Background

For over 40 years, the time-tested Traditional Chinese Medicine formulas, in its raw form, were used in the clinics of YapChanKor for the treatment of musculoskeletal problems with great success. Over the past few years, a vast amount of clinical case studies and clinical data on the treatment and recovery of patients were systematically collected, however, scientifically-backed evidence on the efficacy of these formulations were still lacking. Therefore, the purpose for this anti-inflammatory study originated from the hypothesis that the proprietary herbal extracts derived from these time-tested formulations contained high levels of anti-inflammatory compounds since it has been shown that the use of these herbs significantly reduced the pain levels and improved recovery times of patients treated with these herbs.

Method

The herbal extracts used in this study were produced using a proprietary extraction method developed by Relivium Sciences. The in vitro toxicology and anti-inflammatory characteristics of the herbal extract were evaluated using Human Embryonic Kidney (HEK293) cells. In vitro toxicology of the herbal extracts was assessed through microscopy evaluation and the MTT assay.

 

To determine the inflammatory pathways inhibited by the herbal formulation, cells were treated with or without the extract for 24 hrs. To initiate an inflammatory response, Lipopolysaccharide (LPS, 100ng/mL) was introduced across 6 time points of 0, 1, 2, 4, 12, and 24 hours. Subsequently, using the Western Blot technique, 4 markers (P-P38MAPK, IL-6, IL-1β and TNF-α) were studied of which the expression of these markers would indicate the activation of an inflammatory response. Vinculin was used as the loading control and P38 MAPK, as an inactive form, was used as a control.

Results
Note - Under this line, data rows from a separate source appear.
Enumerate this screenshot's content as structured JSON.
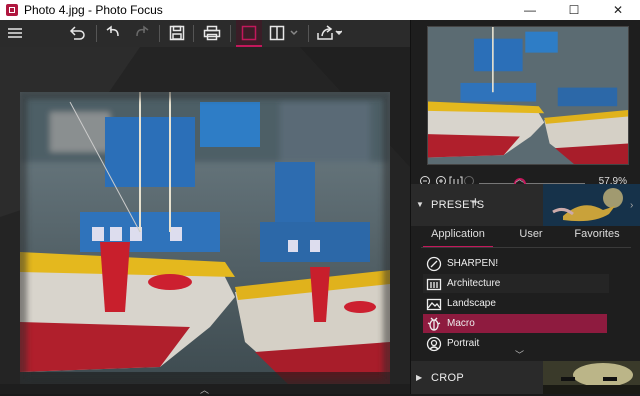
{
  "window": {
    "title": "Photo 4.jpg - Photo Focus",
    "minimize": "—",
    "maximize": "☐",
    "close": "✕"
  },
  "toolbar": {
    "items": [
      "menu-icon",
      "undo-all-icon",
      "undo-icon",
      "redo-icon",
      "save-icon",
      "print-icon",
      "crop-icon",
      "compare-icon",
      "compare-dropdown-icon",
      "share-icon"
    ]
  },
  "navigator": {
    "zoom_value": "57.9%",
    "zoom_fraction": 0.38
  },
  "presets": {
    "header": "PRESETS",
    "tabs": [
      "Application",
      "User",
      "Favorites"
    ],
    "active_tab": "Application",
    "items": [
      {
        "label": "SHARPEN!",
        "icon": "sharpen-icon"
      },
      {
        "label": "Architecture",
        "icon": "architecture-icon"
      },
      {
        "label": "Landscape",
        "icon": "landscape-icon"
      },
      {
        "label": "Macro",
        "icon": "macro-icon"
      },
      {
        "label": "Portrait",
        "icon": "portrait-icon"
      }
    ],
    "selected": "Macro"
  },
  "crop": {
    "header": "CROP"
  },
  "colors": {
    "accent": "#c2185b",
    "selected_row": "#8e1b3f",
    "panel_bg": "#1e1e1e",
    "toolbar_bg": "#2b2b2b"
  }
}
The morphology of HEK cells following 24 hours exposure to the extracts was observed under light microscopy. Figure 1 shows a comparison between the control (no treatment of extract) and cells treated with the extract. No difference in cell morphology was observed. The MTT assay further demonstrated the herbal extract was non-toxic towards the HEK cells at the optimized concentration, with a high percentage of activity (> 90% viable cells) recorded when normalized against the control.  Through this study, the optimized concentration of the herbal extract was successfully determined.

 

Subsequently, investigation of the anti-inflammatory characteristics of the herbal extracts were carried out using Western Blot. The columns of the gels were labelled accordingly to the 6 time points and a positive (+) symbol denoted samples treated with the herbal extract for 24 hours, while a negative (-) symbol denoted samples without herbal extract treatment. Samples with LPS treatment were labelled accordingly.

 

Initially, as shown at the 0 hour time point, the herbal extracts itself did not elicit an immune response. In fact, the expression of endogenous TNF-α was reduced, as observed in Figure 2. Astonishingly, at the further time points of 2 and 4 hours, the herbal extract clearly inhibited the onset of inflammation by LPS, as evidenced in Figure 3, wherein, the expression of P-P38MAPK, IL-6, IL-1β and TNF-α was significantly lower than the controls. Interestingly, at 4 hours, it was observed that cells which were treated with the herbal extract demonstrated a reduced endogenous expression of P-P38, IL1-β, and IL-6. Continued exposure at 12 and 24 hours also showed that the herbal extract was capable of inhibiting the onset of inflammation by LPS (Figure 4).

Conclusion

This study successfully demonstrated that the herbal extract was highly efficacious in reducing inflammation.  More research is currently underway using different cell lines and additional methods to ascertain these results. We look forward to sharing more exciting results soon, as we go along this journey of unlocking the secrets of these herbs.